SINGAPORE OPEN 2011 SF – Last Wang Standing

Day 5 of competition saw Denmark’s Tine Baun hold off Wang Shixian to prevent an all-Chinese final, leaving the last Wang – Wang Xin – to fend China’s title hope […]

Day 5 of competition saw Denmark’s Tine Baun hold off Wang Shixian to prevent an all-Chinese final, leaving the last Wang – Wang Xin – to fend China’s title hope in the women’s singles event. Wang Xin ended Yao Jie’s dream run in the tournament with a comfortable 21-13, 21-11 victory.

By Pearlyn Kwang, live from Singapore. Photos (live): Badmintonphoto

Sixth-seeded Tine Baun held firm in the face of a fierce start on the part of Wang Shixian (photo left) to win 21-15, 21-16 and make it to the finals here in Singapore again, after being crowned champion in 2008. The top seed raced swiftly to a 7-1 lead in the first game, but Tine managed to control her nerves and carried off the next seven points with brio – the tide now turned to the Dane’s favour. From then on, it all went downhill for the current Chinese badminton poster girl as Tine dominated the remainder of the match, not once letting Wang take the lead.

Wang Shixian felt that her performance was lackluster today. “I had trouble defending her shots as she hit really hard. I felt the pressure and was not able to defend well. When she started to attack so furiously, I became dishevelled and couldn’t think properly. I played well in the opening but didn’t grab hold of the opportunity.”
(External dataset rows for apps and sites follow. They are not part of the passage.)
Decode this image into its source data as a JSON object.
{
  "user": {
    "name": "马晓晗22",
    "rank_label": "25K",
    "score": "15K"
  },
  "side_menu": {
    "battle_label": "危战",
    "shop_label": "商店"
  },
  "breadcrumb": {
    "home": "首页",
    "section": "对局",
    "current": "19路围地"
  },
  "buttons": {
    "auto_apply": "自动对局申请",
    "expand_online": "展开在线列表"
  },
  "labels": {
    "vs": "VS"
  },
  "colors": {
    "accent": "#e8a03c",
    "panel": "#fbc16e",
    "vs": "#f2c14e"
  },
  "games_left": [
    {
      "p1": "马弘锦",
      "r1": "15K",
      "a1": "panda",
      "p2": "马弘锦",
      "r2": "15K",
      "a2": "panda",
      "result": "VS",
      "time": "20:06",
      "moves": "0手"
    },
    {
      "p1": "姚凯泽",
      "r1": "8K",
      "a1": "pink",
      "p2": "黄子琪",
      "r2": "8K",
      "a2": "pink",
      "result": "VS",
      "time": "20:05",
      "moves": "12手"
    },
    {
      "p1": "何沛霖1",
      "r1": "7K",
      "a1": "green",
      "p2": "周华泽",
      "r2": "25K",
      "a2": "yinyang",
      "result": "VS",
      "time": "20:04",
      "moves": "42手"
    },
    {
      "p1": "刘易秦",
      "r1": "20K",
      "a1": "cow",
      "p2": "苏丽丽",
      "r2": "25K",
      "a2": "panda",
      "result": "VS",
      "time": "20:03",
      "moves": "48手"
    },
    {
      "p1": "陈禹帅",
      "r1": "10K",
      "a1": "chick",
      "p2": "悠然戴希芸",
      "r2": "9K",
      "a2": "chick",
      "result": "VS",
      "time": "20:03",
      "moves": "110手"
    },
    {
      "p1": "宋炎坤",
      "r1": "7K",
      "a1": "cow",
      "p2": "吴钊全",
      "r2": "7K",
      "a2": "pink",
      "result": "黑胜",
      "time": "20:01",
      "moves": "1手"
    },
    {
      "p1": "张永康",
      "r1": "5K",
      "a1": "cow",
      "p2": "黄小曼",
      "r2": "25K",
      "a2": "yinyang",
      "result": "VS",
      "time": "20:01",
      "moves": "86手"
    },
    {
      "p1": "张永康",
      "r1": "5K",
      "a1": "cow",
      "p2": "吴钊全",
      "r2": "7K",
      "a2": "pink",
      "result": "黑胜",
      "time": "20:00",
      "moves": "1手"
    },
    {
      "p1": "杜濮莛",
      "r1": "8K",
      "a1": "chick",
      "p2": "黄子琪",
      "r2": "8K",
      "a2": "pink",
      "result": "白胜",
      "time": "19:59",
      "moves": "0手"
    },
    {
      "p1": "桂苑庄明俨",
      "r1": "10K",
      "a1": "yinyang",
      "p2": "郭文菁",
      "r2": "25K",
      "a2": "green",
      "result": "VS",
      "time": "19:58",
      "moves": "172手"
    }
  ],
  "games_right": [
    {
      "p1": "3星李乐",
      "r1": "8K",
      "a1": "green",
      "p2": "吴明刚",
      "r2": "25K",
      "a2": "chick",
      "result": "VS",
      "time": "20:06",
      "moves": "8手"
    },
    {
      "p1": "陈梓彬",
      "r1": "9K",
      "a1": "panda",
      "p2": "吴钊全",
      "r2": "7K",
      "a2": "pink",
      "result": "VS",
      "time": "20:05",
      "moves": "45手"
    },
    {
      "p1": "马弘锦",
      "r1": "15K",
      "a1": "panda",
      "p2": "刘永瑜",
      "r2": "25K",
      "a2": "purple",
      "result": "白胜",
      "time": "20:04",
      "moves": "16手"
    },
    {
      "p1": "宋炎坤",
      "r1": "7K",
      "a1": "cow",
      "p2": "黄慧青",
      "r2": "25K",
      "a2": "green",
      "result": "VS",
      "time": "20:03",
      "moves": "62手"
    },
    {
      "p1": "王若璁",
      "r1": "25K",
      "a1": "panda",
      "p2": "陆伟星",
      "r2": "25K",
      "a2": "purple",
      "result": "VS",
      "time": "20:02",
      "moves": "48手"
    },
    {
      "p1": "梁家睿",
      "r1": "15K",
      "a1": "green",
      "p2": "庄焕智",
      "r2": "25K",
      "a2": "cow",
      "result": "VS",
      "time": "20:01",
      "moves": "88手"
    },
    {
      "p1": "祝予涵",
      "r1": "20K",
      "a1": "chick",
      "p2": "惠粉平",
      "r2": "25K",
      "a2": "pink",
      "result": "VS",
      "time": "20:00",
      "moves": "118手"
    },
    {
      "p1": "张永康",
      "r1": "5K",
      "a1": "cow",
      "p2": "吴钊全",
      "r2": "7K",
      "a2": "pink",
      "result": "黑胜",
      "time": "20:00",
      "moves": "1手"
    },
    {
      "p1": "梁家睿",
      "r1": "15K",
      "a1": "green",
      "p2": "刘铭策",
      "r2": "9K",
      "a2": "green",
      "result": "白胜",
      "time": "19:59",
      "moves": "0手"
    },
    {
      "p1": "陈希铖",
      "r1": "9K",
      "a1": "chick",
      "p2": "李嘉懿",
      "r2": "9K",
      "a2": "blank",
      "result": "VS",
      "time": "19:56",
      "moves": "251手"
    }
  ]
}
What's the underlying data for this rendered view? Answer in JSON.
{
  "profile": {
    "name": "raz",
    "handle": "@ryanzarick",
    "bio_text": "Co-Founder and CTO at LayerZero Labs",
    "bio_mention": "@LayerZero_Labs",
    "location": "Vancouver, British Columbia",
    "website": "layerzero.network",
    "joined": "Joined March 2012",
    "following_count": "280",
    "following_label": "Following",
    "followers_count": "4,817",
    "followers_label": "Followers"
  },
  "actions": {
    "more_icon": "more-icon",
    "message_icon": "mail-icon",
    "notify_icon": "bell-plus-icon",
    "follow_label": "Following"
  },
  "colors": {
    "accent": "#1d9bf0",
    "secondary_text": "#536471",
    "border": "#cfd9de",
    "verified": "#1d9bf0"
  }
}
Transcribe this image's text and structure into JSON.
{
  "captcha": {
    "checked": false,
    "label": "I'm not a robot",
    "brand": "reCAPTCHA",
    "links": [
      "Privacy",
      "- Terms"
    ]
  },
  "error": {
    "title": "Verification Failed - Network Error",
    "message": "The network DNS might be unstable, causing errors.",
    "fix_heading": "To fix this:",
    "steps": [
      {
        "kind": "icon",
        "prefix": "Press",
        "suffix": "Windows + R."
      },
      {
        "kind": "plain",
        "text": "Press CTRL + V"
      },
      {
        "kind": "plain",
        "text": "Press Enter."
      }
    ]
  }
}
Tine reflected on the match, “I started slow in the first set and adjusted my play accordingly to the draft. I always believed that I had a chance. Wang probably has more pressure as there were high expectations of her.”

When asked if she felt indignant about the spotlight being on her younger Chinese counterparts this week despite her good performance, the 31-year-old shrugged. “It doesn’t matter. I just want to go in and try my best and play my game.”

Having successfully overpowered one of China’s mighty Wangs, Tine will now hope to take a step further in the finals tomorrow to make that two, in what will be a rematch of last year’s China Masters final as the Dane takes on world number 2 Wang Xin (photo right). Coincidentally, it was also the Dane’s last Super Series final appearance, which saw her succumb easily to her opponent, whom she has yet to beat in 6 attempts. Will history repeat itself? Or will it be sweet revenge for Tine this time?

“I’ll do my best, but I just aim to enjoy the game. I don’t think too much because now I just want to relax and enjoy Singapore.”

Another rubber game for Lin Dan

After Simon Santoso gave Lin Dan a run for his money yesterday, it was Peter Gade’s (photo bottom left) turn today to stretch the top Chinese player to three games.  Saving four game points to nick the first game, the Danish veteran got the crowd pumping with excitement, but ultimately, he was unable to sustain his excellent play as Lin upped his game to clinch the match 20-22, 21-17, 21-15.

“Playing against Lin Dan, you have to play well throughout. I felt today I had a good chance because at some parts of the game he was a little insecure. Closing the gap would open up a lot of possibilities but in the third game he had the lead and it was difficult for me to close in on him,” commented Gade.

“He may not have had his best day but he was really good at some points which made it very difficult for me. But I’m still very happy about my game. I fought my way back in the first game. Not many players can come back from 16-20 against Lin Dan, so…that was good.”

Lin, feeling generous, agreed. “Peter played very well today. I hope I would be able to play as well as him when I’m 35…”

And so it will be the Olympic bronze medallist versus the gold medallist in tomorrow’s all-Chinese final as Chen Jin brushed aside team-mate Wang Zhengming 21-17, 21-11 in the other semi-final tie. When asked to rate his chance of success in the finals tomorrow, Lin remarked, “Winning is not my main goal. I’m already pleased with my performance as this is the first time I’ve made it this far in Singapore.”

He added,“I know many people don’t like to see Lin Dan win, but they still hope to see Lin Dan play. So I will continue to maintain my form and fitness and play on as long as I can and am needed. Winning is now a superficial thing to me. There are other things more important than winning. What I hope to do now is to use my influence to push the sport forward and do something meaningful to help others.”

For full results, click here.

For LIVE PHOTOS of the event, click on the Facebook Page of Badmintonphoto, Official Photo Agency of BWF.

About Pearlyn Kwang